If The Lost Gospel adds anything new to the Hayden oeuvre, it would seem to be a large dose of weirdness. Here is Hayden describing a transcendental moment he experienced while wading in a stream: "One day I even felt the water inside me while being in the water outside me. The stream ran through me; I was buoyed by water within my body that swelled to join the river through the porous boundary of myself."

He relates an equally bizarre encounter with a musk ox in the Alaskan National Wildlife Refuge. During it, the animal "delivered a message, all witnesses later agreed," based upon the creature's "3 million years" experience."

At 56, it seems, Hayden has come a long long way from his lessons at the Shrine of the Little Flower School. But rest assured, he is not through. He notes approvingly, for example, that Thoreau's last words are said to have been "moose" and "Indians." What will Hayden's be, one wonders? What enthusiasm will have turned his head 20 years from now?

One thing is certain: It will fit the reigning leftwing Zeitgeist.
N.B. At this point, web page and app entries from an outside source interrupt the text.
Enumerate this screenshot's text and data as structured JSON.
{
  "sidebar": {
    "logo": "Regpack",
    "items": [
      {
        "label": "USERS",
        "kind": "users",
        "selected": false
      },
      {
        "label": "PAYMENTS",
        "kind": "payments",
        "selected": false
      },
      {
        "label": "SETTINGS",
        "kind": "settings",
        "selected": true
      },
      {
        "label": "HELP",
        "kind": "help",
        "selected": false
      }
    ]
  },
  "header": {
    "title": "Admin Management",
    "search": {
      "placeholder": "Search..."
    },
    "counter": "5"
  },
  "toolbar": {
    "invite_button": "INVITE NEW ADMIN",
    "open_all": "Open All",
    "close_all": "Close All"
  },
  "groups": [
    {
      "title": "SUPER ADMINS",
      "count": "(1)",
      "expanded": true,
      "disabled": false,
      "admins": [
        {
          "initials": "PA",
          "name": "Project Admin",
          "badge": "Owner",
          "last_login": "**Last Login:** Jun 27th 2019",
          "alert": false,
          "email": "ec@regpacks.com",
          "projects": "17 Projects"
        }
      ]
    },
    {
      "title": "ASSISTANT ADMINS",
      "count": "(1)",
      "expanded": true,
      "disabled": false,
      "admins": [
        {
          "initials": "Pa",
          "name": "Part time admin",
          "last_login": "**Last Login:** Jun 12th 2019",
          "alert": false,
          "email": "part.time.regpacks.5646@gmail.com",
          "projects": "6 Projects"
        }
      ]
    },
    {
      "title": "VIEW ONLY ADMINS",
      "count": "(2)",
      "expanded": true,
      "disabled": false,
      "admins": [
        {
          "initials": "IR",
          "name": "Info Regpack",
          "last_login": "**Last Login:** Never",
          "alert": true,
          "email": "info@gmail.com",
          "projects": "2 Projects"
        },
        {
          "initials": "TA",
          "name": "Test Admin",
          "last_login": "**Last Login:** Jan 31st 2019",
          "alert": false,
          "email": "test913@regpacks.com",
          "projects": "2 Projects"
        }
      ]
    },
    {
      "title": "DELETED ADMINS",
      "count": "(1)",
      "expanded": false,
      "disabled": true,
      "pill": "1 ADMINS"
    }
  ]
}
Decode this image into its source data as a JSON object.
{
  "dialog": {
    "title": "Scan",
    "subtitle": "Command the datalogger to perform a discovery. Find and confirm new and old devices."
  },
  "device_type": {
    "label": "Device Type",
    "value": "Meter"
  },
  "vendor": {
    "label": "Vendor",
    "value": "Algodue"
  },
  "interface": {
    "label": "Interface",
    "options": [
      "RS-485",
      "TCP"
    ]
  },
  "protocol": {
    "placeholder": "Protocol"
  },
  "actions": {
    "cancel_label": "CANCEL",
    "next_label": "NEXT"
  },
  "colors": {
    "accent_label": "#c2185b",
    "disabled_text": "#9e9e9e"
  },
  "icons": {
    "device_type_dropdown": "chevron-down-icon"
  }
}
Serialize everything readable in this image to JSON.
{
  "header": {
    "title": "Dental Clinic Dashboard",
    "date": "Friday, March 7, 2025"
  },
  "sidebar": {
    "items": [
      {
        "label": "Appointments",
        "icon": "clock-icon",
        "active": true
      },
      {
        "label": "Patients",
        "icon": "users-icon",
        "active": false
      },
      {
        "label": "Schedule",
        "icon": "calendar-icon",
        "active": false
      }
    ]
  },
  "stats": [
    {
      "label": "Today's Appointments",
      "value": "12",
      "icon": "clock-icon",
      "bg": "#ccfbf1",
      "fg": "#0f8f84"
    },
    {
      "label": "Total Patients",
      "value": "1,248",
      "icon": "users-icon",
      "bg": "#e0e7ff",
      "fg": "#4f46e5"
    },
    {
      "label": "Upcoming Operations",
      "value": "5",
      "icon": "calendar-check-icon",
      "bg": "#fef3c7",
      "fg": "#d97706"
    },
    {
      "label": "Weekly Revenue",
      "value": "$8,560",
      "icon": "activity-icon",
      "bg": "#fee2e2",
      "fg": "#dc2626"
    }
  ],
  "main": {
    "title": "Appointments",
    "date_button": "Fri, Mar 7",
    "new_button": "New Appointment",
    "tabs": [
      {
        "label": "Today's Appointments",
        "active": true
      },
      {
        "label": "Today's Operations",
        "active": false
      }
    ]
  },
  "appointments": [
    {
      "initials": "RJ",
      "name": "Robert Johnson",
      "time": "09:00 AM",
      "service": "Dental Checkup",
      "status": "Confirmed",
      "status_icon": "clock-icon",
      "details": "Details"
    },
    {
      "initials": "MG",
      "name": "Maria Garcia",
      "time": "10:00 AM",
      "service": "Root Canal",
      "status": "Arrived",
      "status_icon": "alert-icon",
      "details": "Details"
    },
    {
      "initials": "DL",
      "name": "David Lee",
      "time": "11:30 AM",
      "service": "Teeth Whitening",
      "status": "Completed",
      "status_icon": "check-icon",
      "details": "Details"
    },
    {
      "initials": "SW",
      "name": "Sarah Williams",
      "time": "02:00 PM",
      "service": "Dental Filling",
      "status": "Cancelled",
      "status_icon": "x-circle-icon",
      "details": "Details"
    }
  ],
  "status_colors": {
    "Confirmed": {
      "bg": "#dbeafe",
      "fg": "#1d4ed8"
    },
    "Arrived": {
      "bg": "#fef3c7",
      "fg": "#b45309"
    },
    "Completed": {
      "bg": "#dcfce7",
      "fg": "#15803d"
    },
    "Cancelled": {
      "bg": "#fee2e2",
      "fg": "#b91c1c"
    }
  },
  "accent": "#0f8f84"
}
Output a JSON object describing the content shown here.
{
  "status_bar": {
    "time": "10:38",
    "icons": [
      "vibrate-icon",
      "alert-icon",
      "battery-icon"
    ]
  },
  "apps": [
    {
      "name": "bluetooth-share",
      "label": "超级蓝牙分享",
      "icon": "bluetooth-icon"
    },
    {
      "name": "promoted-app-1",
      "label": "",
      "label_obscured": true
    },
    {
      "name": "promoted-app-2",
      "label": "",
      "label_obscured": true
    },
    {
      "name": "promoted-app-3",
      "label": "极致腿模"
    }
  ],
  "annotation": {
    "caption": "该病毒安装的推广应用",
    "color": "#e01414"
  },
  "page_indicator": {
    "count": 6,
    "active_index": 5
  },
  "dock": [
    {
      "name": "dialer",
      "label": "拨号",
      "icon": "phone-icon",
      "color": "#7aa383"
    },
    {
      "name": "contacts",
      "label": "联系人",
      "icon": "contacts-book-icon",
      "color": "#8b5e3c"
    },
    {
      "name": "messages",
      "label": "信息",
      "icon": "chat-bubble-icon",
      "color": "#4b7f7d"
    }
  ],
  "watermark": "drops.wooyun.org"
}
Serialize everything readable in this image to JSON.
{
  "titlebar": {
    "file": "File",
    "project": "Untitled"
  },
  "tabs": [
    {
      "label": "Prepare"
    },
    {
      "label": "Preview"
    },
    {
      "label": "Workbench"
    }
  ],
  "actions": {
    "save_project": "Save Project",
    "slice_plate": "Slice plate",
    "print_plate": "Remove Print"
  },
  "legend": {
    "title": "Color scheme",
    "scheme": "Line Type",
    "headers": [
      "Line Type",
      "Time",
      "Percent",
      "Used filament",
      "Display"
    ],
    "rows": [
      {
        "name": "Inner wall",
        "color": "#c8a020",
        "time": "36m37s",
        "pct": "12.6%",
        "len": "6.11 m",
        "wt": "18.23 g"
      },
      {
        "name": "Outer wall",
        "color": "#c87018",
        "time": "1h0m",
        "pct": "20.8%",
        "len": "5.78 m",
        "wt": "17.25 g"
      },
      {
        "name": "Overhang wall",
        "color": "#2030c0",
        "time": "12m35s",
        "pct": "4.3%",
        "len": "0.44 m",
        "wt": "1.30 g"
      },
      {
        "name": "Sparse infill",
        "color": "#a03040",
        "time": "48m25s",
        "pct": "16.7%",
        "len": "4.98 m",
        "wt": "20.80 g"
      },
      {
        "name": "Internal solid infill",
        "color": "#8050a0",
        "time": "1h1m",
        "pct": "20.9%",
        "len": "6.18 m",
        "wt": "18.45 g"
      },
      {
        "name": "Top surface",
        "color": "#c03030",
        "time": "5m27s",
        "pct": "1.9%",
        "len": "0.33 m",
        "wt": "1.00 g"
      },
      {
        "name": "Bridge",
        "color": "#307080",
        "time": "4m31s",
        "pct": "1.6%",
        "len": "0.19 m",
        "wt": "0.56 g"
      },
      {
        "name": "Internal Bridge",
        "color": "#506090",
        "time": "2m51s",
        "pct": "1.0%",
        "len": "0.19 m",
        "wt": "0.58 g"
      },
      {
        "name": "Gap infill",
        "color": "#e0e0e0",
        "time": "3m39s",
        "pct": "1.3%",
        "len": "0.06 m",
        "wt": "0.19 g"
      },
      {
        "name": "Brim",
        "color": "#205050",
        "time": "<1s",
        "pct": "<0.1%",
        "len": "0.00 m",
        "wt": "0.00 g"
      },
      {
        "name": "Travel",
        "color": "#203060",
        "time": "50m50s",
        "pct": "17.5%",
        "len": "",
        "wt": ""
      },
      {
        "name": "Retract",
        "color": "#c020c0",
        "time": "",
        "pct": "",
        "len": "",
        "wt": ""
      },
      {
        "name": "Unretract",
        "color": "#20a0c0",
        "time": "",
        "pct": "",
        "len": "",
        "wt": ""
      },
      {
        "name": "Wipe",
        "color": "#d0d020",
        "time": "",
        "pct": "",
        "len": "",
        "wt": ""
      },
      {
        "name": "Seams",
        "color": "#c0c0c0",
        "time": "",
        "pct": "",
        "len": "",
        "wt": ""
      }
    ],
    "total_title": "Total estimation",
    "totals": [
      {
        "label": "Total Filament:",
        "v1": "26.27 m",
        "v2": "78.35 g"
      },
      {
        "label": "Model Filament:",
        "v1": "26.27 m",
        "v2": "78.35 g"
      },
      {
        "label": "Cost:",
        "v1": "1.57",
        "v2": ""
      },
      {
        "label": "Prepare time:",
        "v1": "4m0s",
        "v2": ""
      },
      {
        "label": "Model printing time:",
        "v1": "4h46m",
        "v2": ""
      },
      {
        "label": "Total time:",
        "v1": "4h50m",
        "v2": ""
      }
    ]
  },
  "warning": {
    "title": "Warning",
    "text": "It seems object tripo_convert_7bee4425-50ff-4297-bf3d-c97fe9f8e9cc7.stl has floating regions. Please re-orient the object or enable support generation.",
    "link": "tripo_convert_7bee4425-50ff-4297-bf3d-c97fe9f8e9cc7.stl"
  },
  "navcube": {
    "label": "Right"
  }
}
For Tom Hayden is nothing if not a man of the herd.

Vincent Carroll last wrote for THE WEEKLY STANDARD about the Worldwatch Institute.